What about the money?
We try to set the retreat price according to a 50-50 rule: half of the fee goes for food and lodging, half goes for the teaching and supporting the practice. We rarely meet that goal, however, with a larger portion of the fee usually spent on food and lodging. To keep the total price low for participants, we look for moderately priced centers and shop carefully for food. We’re always looking to see what is “the right amount.’’ In so doing, it’s important to keep in perspective the value of the teachings and practice relative to the food and lodging: Why should participants pay more for one than for the other? Of course the rules of the marketplace are ruthless and unforgiving, as we all know in these hard economic times: The airlines don’t let me fly for free or even at a reduced price (unfortunately!), the centers aren’t reducing their prices for lodging, and neither are the supermarkets, etc. We have to play by those rules, which are part of our situation in the modern world, and find the “best’’ center and prepare the “best’’ food at the “best’’ price.
In the Zen tradition as I was taught it, there is a flat price charged for a retreat. Everyone pays the same price, no matter who they are or where they sleep, eat, wash, sit, work. This notion arises from the Buddha’s intention for his disciples, which reflected his experience of the true nature of all beings: They were each to be no one special, all truly people of no rank, and they were to dress with and eat only what was given to them. We make an exception, however, accepting that if participants want something “special’’ – a single room if that possibility exists, or sheets and towel, for example – they must pay for it themselves.
What is a “good” retreat and what is a “bad” retreat?

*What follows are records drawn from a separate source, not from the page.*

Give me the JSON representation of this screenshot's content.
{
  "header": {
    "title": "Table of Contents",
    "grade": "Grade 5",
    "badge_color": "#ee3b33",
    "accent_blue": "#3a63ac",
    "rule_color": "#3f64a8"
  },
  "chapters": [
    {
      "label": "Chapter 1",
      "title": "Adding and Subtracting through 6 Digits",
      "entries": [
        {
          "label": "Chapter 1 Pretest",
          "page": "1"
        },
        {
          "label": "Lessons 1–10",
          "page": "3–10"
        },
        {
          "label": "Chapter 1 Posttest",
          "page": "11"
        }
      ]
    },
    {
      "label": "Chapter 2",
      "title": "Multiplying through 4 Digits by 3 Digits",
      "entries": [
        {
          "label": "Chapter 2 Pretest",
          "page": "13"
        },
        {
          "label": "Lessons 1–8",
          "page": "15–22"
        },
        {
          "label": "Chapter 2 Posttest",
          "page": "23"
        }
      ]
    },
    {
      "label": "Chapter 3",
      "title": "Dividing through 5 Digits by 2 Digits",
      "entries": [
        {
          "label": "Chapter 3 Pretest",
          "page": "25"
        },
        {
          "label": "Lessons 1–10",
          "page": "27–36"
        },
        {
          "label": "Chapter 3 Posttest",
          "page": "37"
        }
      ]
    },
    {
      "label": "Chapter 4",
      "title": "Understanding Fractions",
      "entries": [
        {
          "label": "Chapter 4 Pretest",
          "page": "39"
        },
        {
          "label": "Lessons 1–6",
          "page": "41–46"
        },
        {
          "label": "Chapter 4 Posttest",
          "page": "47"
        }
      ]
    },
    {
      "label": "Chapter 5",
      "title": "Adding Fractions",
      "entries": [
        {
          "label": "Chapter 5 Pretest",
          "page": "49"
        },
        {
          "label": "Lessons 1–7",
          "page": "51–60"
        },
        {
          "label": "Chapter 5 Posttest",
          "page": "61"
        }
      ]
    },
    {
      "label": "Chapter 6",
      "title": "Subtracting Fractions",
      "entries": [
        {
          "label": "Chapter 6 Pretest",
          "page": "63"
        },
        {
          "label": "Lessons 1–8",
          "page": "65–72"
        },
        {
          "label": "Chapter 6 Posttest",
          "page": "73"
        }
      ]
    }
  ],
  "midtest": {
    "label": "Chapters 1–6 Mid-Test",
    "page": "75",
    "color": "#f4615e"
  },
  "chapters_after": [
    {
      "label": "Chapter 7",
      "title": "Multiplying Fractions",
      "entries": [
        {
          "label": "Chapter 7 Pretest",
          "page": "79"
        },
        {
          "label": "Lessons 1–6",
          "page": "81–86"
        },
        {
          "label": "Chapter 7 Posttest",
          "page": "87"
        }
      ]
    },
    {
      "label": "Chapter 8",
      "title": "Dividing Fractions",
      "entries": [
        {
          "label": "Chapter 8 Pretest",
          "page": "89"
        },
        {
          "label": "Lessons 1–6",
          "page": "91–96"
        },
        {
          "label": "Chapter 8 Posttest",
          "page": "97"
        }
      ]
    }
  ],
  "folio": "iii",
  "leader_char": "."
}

There are no good retreats or bad retreats. Each retreat is different: different place, time, date, length, people, air, water, food, floor, weather, heartbeat, breath, emotion, thought… In life and on retreat, our practice is to sit where we are, with whatever arises, to not be limited by how we want things to be or how we think things should be, to make do with what we have and appreciate our life just as it is at this very moment. Insects, crowded conditions, beautiful countryside, highway traffic, rain, sun, cats, dogs, snoring, laughter, pain, joy – we include it all in our practice, moment to moment.
In daily life as in retreat life, no matter where we are and what arises, true freedom lies in improvising in response to and in accord with the circumstances. If we don’t, we do nothing but imprison ourselves with expectations of how we want or think things should be.
And even so, can we change how we do things?
Yes we can! In fact, if we don’t, we will certainly have problems, because everything is changing all the time. Every retreat is a learning experience, as is every moment. What does a particular retreat teach us about what works best for finding a center, setting arrival and departure times, arranging cooking and shopping, setting up before and cleaning after? What does it tell us about what is the “right” space, equipment, time and place to sit, sleep and feed 30 people or 10 people? What can we learn about working together? Can we individually and as a group seize this occasion to deepen our practice, and look into ourselves and our actions?